We feel like we’ve seen this movie before. A diverse group of explorers, some of them with questionable relationships to the law, land themselves on a dark planet filled with ravenous creatures. Vin Diesel was there. It didn’t end well, but Pitch Black sure is fun to watch. Still, scientists have never been bothered by the warnings of our fiction.
Perhaps that why Yang Bai, a researcher from the Department of Physics at the University of Wisconsin-Madison, and colleagues, have proposed that dark matter planets could exist under the right conditions and there may even be ways for us to find them with existing astronomical instruments. Their study was posted to the pre-print server ArXiv.
Their proposed methods are similar to those already in use for finding ordinary exoplanets. Usually, we find distant planets by measuring the way they influence their parent star. A planet which orbits directly in front of its star (an event called a transit) will block some of its light and the dimming tells us a planet is there. We can also measure some of the light absorbed and re-emitted by the planet’s atmosphere to tell what the planet is made of. Even planets which don’t go in front of their star can have a measurable influence. Any orbiting planet pulls on the star gravitationally, causing it to wobble. If the wobble is large enough, we can pick it up on our telescopes.
Those methods can reveal a surprising amount of information about a planet. Scientists have been able to tell everything from the size of a planet, to the length of its day and year, its density, and atmospheric composition, even when those planets are hundreds or thousands of light years away. According to Bai and colleagues, the same methods could be used in the hunt for dark matter planets, if they do indeed exist.
Researchers focused primarily on the transit light curve detection method.

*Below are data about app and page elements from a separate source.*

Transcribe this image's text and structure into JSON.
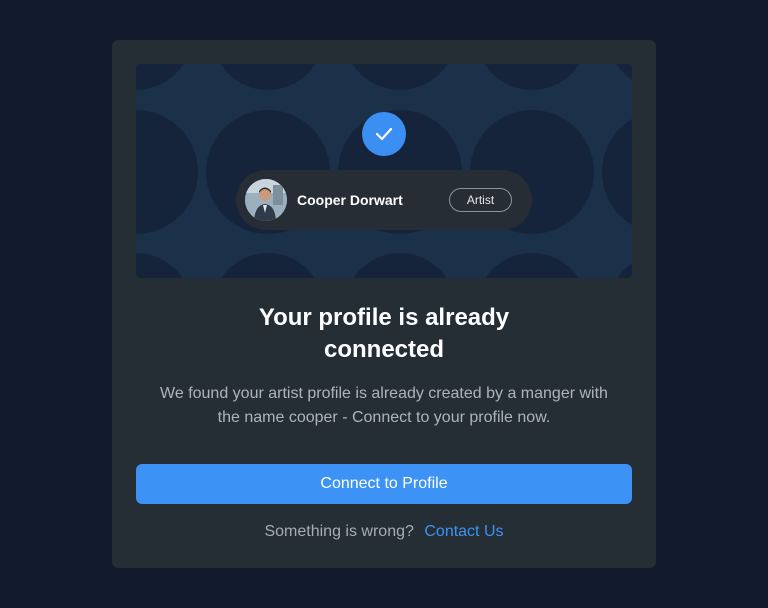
{
  "banner": {
    "check_icon": "check-icon",
    "profile": {
      "name": "Cooper Dorwart",
      "badge": "Artist",
      "avatar_icon": "user-avatar"
    }
  },
  "heading": {
    "line1": "Your profile is already",
    "line2": "connected"
  },
  "description": {
    "line1": "We found your artist profile is already created by a manger with",
    "line2": "the name cooper - Connect to your profile now."
  },
  "primary_button": {
    "label": "Connect to Profile"
  },
  "footer": {
    "prompt": "Something is wrong?",
    "link_label": "Contact Us"
  },
  "colors": {
    "page_background": "#111a2c",
    "card": "#252d35",
    "accent": "#3d93f5",
    "banner": "#1b3049"
  }
}
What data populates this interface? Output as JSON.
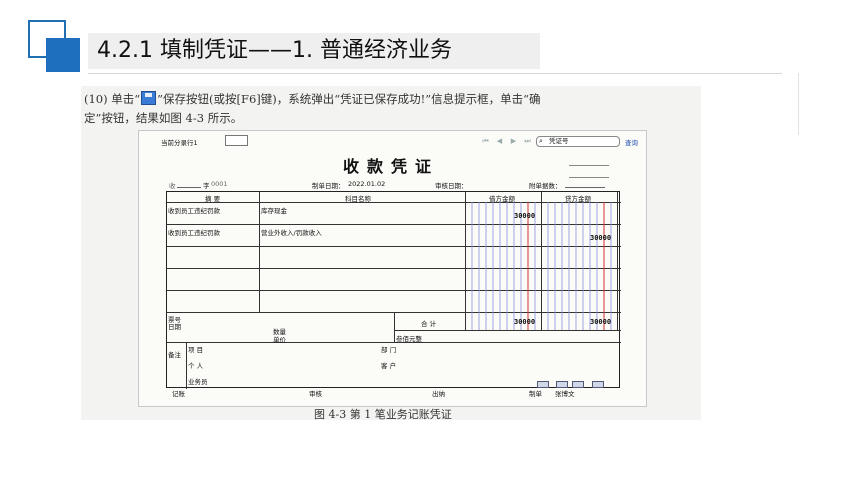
{
  "slide": {
    "title": "4.2.1  填制凭证——1. 普通经济业务"
  },
  "paragraph": {
    "line1_a": "(10) 单击“",
    "line1_b": "”保存按钮(或按[F6]键)，系统弹出“凭证已保存成功!”信息提示框，单击“确",
    "line2": "定”按钮，结果如图 4-3 所示。",
    "save_icon": "save-icon"
  },
  "voucher": {
    "current_entry_label": "当前分录行1",
    "search_placeholder": "凭证号",
    "query_label": "查询",
    "title": "收款凭证",
    "type_char": "收",
    "number_label": "字",
    "number_value": "0001",
    "date_label": "制单日期：",
    "date_value": "2022.01.02",
    "audit_date_label": "审核日期：",
    "attachments_label": "附单据数：",
    "headers": {
      "summary": "摘 要",
      "account": "科目名称",
      "debit": "借方金额",
      "credit": "贷方金额"
    },
    "rows": [
      {
        "summary": "收到员工违纪罚款",
        "account": "库存现金",
        "debit": "30000",
        "credit": ""
      },
      {
        "summary": "收到员工违纪罚款",
        "account": "营业外收入/罚款收入",
        "debit": "",
        "credit": "30000"
      }
    ],
    "ticket_no_label": "票号",
    "date_field_label": "日期",
    "quantity_label": "数量",
    "unit_price_label": "单价",
    "total_label": "合 计",
    "total_debit": "30000",
    "total_credit": "30000",
    "total_words": "叁佰元整",
    "remarks_label": "备注",
    "project_label": "项 目",
    "department_label": "部 门",
    "individual_label": "个 人",
    "customer_label": "客 户",
    "salesperson_label": "业务员",
    "footer": {
      "bookkeeping": "记账",
      "audit": "审核",
      "cashier": "出纳",
      "preparer_label": "制单",
      "preparer": "张博文"
    },
    "colors": {
      "ledger_blue": "#8890e0",
      "ledger_red": "#d23030"
    }
  },
  "caption": "图 4-3  第 1 笔业务记账凭证"
}
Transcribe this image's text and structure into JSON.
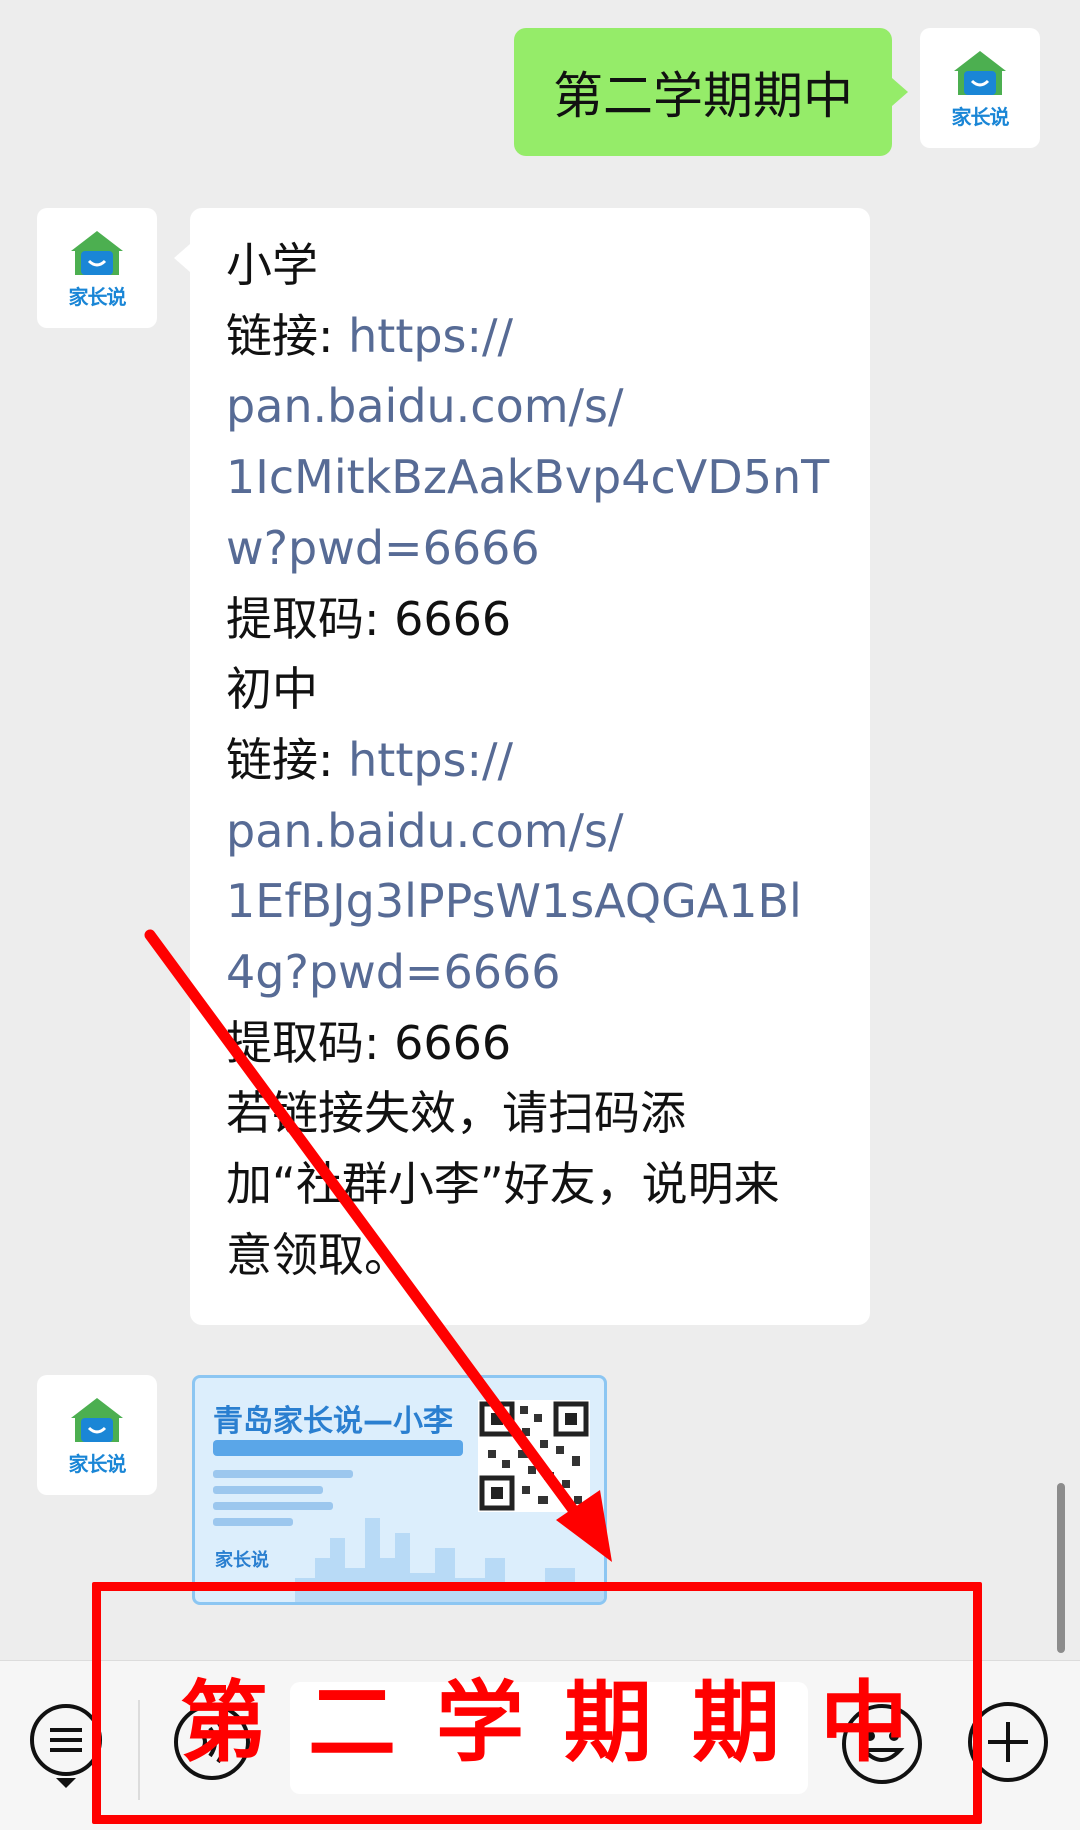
{
  "avatar": {
    "brand": "家长说"
  },
  "messages": {
    "outgoing": "第二学期期中",
    "incoming_lines": [
      {
        "text": "小学",
        "link": false
      },
      {
        "prefix": "链接: ",
        "text": "https://",
        "link": true
      },
      {
        "text": "pan.baidu.com/s/",
        "link": true
      },
      {
        "text": "1IcMitkBzAakBvp4cVD5nT",
        "link": true
      },
      {
        "text": "w?pwd=6666",
        "link": true
      },
      {
        "text": "提取码: 6666",
        "link": false
      },
      {
        "text": "初中",
        "link": false
      },
      {
        "prefix": "链接: ",
        "text": "https://",
        "link": true
      },
      {
        "text": "pan.baidu.com/s/",
        "link": true
      },
      {
        "text": "1EfBJg3lPPsW1sAQGA1Bl",
        "link": true
      },
      {
        "text": "4g?pwd=6666",
        "link": true
      },
      {
        "text": "提取码: 6666",
        "link": false
      },
      {
        "text": "若链接失效，请扫码添",
        "link": false
      },
      {
        "text": "加“社群小李”好友，说明来",
        "link": false
      },
      {
        "text": "意领取。",
        "link": false
      }
    ],
    "qr_card": {
      "title": "青岛家长说—小李",
      "footer": "家长说"
    }
  },
  "annotation": {
    "text": "第二学期期中",
    "color": "#ff0000"
  },
  "toolbar": {
    "icons": [
      "list-icon",
      "voice-icon",
      "emoji-icon",
      "plus-icon"
    ]
  },
  "colors": {
    "outgoing_bubble": "#95ec69",
    "link": "#576b95",
    "background": "#ededed"
  }
}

That’s the curve measured in a star’s apparent brightness when a planet passes in front of it. The measurement begins steady, then dips down and back up again as the planet passes in front and then away again. In simulated experiments, they found that a planet-sized collection of dark matter orbiting a star might create a distinguishable light curve. According to the paper, if a dark exoplanet has a radius larger than 10% of its host star and a low optical depth, we should be able to see them with existing instruments. The underlying thinking is that dark matter, and therefore dark exoplanets, may react weakly with electromagnetic fields. If that’s the case, dark matter may not be totally transparent.
A transiting dark exoplanet might therefore look, in reality and in our measurements, like a sort of semi-transparent ghost planet, blocking out only a small portion of the star’s light but letting the rest of it pass through. If we do succeed at finding a dark exoplanet, the light measurements we get could help unravel some of dark matter’s mysteries.
And it probably won’t unleash an army of nocturnal alien predators, but you never know. Catch Pitch Black, available now from Universal Entertainment.